In the more innocent days of my childhood, I didn't so much watch the telethon as endure it. The damned thing was always on every year in my household, though I don't remember anyone ever actually paying attention to it, and I certainly can't imagine anyone being entertained by it. The local affiliates that carried it--the so-called "Love Network"--ran full-page ads in TV Guide encouraging us to "Stay up with Jerry and watch the stars come out", boasting a lineup including the likes of Frank Sinatra and Bill Cosby, but it frequently turned out that the Big Guns only appeared in pre-taped homily-filled testimonials instead of, you know, showing up onstage and performing.
So most of the heavy lifting, entertainment-wise, came from Jerry himself. Lewis was utterly despised by everyone in my family, so it's weird that the telethon was always tuned in, but there he was every year, berating his production staff as anti-Semites even as he casually indulged in the most cringe-inducing ethnic humor imaginable. In full Buddy Love mode, Jerry might tell jokes and occasionally, God help us, sing, but mostly he'd just ramble on, sometimes about the poor schmucks stricken with muscular dystrophy (though treating them as mere props to showcase his humility) but more often about whatever the hell was bugging him at that particular minute. It was like watching Krusty The Clown on a two-day bender.
The telethon no longer has quite the same train wreck appeal it once had. Sure, Jerry usually pulls off some jaw-dropping acts of insensitivity every time out, but he's absent for much of the proceedings--napping, presumably--and lately he's come off more as a doddering old man than a volatile monster.
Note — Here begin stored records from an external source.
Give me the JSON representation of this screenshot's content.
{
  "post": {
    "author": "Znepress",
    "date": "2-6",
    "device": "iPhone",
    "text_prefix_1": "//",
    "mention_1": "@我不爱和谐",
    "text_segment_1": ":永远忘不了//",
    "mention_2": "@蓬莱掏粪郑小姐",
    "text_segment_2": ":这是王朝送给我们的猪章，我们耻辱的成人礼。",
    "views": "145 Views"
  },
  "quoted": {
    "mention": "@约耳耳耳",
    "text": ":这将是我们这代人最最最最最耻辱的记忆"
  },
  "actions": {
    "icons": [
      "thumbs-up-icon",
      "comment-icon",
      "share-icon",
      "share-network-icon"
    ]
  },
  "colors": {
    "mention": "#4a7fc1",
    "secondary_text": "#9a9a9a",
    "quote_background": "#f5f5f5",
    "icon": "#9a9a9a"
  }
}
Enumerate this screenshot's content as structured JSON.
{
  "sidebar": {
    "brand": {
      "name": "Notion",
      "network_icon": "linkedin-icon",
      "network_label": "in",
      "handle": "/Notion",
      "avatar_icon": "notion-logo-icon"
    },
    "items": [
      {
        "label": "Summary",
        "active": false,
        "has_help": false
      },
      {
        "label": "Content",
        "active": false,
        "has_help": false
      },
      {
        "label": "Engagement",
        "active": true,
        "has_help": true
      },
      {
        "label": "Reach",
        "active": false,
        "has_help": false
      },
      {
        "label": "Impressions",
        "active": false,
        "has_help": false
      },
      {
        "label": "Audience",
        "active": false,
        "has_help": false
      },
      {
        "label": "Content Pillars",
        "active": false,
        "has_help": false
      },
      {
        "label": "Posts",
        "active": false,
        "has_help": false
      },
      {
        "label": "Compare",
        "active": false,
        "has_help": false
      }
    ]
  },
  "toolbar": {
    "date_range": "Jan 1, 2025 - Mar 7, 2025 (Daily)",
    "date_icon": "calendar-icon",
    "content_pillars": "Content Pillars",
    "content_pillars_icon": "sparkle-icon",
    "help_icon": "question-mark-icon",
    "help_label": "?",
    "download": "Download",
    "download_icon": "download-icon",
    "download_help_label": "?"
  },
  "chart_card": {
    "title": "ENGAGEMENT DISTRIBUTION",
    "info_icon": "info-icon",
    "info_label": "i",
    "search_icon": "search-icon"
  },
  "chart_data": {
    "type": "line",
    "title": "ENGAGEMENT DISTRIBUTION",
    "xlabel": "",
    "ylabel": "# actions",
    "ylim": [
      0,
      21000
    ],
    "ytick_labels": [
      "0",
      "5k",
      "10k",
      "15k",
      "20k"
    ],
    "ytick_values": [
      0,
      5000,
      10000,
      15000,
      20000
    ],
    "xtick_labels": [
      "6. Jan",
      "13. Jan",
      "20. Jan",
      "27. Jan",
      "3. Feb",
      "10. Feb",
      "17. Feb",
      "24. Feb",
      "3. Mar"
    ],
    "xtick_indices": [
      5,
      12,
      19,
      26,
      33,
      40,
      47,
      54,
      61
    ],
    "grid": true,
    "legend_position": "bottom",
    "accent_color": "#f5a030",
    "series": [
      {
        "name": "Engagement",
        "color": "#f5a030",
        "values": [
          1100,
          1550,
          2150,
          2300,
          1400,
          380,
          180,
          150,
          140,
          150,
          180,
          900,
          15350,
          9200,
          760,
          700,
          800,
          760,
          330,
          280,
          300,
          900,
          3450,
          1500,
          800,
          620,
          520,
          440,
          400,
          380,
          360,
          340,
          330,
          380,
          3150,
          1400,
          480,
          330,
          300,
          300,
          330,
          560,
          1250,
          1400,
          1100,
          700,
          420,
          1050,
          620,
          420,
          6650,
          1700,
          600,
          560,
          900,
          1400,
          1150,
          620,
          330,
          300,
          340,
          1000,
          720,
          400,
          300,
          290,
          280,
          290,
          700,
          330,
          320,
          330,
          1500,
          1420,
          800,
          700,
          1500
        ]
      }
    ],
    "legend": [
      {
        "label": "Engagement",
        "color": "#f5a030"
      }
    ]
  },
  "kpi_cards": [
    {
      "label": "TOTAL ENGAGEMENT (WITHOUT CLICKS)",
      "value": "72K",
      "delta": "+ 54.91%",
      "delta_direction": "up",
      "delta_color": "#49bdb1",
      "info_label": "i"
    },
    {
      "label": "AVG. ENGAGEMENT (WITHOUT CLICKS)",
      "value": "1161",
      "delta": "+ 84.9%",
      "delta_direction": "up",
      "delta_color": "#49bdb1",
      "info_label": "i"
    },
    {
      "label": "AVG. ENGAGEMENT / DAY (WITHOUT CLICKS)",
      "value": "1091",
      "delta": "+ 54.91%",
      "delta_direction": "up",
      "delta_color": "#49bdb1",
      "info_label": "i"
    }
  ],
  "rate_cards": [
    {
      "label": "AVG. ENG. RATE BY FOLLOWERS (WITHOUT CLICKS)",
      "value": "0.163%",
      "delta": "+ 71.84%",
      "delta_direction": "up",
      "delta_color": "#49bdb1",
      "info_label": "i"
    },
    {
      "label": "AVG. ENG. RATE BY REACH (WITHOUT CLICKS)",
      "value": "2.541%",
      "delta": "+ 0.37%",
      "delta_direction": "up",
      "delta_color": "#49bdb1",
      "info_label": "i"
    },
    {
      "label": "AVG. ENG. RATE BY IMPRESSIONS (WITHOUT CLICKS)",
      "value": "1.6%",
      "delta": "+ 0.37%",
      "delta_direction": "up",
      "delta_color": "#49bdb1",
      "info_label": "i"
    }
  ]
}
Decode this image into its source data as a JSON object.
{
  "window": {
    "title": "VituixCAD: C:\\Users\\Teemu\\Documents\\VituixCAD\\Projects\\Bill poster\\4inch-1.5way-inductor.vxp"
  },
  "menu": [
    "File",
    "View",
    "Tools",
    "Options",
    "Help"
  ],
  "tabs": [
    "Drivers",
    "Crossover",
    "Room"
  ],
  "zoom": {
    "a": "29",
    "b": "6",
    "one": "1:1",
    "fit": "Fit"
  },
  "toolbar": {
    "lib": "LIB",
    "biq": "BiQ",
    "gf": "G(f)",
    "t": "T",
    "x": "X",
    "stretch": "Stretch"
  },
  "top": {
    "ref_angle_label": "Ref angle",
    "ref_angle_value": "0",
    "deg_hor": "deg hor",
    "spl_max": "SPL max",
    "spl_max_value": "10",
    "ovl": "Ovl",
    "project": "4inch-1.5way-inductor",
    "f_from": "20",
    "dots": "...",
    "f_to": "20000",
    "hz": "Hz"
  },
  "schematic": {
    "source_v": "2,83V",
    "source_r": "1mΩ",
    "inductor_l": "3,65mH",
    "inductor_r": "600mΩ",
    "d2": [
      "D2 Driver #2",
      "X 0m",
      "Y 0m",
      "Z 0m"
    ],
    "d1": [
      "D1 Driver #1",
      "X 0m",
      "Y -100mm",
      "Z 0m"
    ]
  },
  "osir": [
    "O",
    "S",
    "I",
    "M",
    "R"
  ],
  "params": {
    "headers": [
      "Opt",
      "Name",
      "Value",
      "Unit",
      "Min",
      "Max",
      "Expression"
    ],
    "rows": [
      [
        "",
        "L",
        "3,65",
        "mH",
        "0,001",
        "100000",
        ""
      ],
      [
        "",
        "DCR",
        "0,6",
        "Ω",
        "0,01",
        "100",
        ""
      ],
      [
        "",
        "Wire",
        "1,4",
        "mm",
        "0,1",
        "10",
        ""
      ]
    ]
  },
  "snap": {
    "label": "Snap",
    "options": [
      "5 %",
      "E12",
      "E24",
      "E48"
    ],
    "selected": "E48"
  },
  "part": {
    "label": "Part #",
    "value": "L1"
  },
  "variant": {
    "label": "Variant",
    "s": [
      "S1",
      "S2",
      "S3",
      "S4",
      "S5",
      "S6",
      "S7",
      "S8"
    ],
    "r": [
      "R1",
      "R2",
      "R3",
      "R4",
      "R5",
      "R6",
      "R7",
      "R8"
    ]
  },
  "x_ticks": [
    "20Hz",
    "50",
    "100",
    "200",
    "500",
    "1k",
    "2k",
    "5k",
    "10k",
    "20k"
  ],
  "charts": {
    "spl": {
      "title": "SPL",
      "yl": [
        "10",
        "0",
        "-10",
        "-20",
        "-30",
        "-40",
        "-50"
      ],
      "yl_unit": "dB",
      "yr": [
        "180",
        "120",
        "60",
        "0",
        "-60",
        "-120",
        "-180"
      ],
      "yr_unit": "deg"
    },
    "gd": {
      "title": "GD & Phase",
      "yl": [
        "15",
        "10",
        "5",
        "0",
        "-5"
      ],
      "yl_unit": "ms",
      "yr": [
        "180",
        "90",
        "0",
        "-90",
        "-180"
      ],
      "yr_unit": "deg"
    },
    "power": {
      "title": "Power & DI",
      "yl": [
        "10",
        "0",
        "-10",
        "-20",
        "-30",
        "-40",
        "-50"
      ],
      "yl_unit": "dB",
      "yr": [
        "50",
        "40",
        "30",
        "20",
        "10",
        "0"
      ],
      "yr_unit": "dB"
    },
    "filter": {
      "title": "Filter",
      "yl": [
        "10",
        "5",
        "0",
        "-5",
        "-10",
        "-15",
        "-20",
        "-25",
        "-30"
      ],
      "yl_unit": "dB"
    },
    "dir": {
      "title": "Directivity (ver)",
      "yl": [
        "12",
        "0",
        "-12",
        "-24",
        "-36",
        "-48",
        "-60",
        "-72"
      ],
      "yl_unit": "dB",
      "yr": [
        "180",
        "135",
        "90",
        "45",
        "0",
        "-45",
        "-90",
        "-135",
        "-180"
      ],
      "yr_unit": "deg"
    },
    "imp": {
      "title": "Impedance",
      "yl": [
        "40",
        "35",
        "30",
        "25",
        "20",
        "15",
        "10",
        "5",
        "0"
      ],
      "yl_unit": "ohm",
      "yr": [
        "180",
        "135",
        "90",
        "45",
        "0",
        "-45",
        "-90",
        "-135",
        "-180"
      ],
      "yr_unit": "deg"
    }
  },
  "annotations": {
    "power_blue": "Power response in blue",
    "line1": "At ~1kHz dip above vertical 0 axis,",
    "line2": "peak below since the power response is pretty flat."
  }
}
And as dull as the whole thing has always been, lately it has become excruciating, with faceless co-hosts (who exactly is Jann Carl?) and an endless parade of bland ambassadors from huge corporations doling out oversized novelty checks to the cause.
On the other hand, it's still the only place outside of Branson where you'll actually see Tony Orlando get a standing ovation.